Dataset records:

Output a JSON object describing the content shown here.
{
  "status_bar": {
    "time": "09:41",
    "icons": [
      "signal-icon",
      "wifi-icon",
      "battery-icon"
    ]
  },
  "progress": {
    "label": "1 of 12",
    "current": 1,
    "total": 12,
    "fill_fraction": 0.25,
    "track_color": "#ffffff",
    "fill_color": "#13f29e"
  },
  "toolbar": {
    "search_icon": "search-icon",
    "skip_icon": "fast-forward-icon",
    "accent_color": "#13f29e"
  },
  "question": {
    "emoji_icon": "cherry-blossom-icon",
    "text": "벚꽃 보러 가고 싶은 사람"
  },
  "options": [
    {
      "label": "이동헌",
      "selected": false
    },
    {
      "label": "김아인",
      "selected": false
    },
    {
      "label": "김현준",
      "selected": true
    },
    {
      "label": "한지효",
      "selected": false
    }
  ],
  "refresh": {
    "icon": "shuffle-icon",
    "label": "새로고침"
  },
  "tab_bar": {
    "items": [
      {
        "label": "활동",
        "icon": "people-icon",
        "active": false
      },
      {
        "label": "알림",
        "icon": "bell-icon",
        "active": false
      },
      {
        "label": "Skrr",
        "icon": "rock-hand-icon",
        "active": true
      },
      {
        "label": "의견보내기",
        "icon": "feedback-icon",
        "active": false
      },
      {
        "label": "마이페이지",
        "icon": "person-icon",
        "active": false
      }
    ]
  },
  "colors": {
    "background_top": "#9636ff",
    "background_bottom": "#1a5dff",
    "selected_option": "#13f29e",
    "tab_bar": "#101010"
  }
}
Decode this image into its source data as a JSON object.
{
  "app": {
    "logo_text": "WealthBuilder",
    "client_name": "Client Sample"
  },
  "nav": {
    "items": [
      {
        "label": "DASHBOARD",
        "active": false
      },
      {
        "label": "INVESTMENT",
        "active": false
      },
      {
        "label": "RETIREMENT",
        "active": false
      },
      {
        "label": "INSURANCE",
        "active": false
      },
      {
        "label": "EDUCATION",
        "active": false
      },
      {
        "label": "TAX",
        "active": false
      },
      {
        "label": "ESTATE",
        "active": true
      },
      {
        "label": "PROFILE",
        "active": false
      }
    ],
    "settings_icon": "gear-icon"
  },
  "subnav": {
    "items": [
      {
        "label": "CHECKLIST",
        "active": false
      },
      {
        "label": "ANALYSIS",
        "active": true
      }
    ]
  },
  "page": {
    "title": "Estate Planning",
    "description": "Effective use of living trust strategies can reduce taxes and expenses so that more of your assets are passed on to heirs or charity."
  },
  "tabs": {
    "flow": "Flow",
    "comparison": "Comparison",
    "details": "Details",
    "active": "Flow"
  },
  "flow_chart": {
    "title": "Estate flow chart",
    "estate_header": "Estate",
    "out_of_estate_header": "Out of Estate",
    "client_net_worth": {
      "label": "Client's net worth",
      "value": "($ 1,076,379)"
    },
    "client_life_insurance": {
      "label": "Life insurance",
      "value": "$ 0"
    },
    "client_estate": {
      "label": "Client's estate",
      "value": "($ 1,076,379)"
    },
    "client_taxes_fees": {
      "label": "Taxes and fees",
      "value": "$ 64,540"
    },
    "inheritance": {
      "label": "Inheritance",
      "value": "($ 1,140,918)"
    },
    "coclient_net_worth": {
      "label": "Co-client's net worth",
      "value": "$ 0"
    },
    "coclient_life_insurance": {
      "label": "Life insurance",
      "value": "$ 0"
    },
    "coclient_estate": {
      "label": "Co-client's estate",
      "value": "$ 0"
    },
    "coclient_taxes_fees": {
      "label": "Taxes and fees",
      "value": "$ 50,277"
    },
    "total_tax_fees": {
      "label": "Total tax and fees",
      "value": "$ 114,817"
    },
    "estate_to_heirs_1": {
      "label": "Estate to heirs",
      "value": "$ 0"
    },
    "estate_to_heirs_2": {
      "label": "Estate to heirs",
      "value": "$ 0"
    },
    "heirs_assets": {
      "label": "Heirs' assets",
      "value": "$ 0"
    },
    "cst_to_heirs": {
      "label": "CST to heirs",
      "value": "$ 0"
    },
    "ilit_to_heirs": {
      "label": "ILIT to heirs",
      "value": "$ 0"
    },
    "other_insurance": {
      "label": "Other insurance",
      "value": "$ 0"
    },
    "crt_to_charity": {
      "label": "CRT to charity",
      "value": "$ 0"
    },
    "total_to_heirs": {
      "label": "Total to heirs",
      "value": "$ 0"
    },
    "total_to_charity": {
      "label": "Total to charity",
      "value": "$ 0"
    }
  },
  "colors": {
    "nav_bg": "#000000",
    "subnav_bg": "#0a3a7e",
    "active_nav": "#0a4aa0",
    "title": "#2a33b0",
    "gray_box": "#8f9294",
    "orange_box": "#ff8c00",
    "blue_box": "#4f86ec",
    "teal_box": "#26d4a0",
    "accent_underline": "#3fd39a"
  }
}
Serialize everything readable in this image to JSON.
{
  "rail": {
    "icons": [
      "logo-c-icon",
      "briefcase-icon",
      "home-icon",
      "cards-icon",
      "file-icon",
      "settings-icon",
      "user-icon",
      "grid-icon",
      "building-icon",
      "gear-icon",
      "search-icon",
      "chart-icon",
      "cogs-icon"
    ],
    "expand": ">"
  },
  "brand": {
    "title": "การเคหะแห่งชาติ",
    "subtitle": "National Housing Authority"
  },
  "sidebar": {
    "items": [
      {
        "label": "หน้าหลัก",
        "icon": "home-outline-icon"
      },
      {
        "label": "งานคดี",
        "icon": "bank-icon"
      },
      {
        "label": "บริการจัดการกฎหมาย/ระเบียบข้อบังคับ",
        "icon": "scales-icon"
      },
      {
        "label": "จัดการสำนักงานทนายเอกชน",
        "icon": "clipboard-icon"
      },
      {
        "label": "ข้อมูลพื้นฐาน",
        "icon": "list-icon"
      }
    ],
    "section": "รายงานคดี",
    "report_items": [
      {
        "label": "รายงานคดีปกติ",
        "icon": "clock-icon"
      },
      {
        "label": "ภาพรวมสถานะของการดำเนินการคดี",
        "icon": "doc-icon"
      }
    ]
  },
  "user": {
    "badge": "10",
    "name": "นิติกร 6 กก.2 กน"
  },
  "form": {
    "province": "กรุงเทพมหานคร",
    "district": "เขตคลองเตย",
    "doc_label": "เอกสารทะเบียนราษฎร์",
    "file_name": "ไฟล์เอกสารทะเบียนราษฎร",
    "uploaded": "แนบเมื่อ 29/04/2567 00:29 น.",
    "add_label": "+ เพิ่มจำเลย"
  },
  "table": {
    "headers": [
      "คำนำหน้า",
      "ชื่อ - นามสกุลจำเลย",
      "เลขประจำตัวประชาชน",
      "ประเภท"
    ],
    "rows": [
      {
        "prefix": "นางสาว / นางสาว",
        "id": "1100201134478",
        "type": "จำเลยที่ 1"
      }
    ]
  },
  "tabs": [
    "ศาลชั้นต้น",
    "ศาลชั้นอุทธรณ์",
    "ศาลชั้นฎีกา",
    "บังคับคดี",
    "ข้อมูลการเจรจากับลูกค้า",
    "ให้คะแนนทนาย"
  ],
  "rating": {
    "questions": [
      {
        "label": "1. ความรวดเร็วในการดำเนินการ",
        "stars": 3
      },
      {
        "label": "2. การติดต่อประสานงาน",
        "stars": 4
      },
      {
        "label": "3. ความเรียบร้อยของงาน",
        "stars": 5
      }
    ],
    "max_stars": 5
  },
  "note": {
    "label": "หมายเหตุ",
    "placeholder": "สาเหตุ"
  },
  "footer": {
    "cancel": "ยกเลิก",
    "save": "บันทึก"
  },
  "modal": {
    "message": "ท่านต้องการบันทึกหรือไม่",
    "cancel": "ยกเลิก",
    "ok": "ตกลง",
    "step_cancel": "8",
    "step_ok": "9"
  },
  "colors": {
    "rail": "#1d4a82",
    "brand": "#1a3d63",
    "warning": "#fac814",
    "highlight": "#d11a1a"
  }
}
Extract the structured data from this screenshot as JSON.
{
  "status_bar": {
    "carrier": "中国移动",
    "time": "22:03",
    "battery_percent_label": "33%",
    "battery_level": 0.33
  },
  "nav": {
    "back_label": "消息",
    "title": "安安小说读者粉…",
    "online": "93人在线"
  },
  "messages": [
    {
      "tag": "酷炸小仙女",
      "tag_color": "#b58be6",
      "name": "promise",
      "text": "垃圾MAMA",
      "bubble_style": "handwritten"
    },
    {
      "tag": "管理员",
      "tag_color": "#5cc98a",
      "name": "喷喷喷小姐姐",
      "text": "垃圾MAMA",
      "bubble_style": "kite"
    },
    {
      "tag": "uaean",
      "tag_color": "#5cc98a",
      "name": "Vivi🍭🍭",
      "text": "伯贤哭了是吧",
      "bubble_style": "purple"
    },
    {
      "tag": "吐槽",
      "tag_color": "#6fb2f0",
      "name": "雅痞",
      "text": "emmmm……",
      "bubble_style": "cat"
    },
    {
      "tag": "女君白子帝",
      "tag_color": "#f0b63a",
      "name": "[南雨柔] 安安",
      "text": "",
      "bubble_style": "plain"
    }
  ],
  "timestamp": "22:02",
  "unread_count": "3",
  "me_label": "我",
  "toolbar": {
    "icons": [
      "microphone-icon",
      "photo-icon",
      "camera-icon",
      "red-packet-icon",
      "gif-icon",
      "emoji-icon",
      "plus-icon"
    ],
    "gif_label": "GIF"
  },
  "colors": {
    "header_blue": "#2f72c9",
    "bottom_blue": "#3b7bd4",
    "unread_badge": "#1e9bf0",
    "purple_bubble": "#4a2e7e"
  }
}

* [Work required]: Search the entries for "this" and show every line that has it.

* [Expected output]:
Decode this image into its source data as a JSON object.
Serialize everything readable in this image to JSON.
Extract the structured data from this screenshot as JSON.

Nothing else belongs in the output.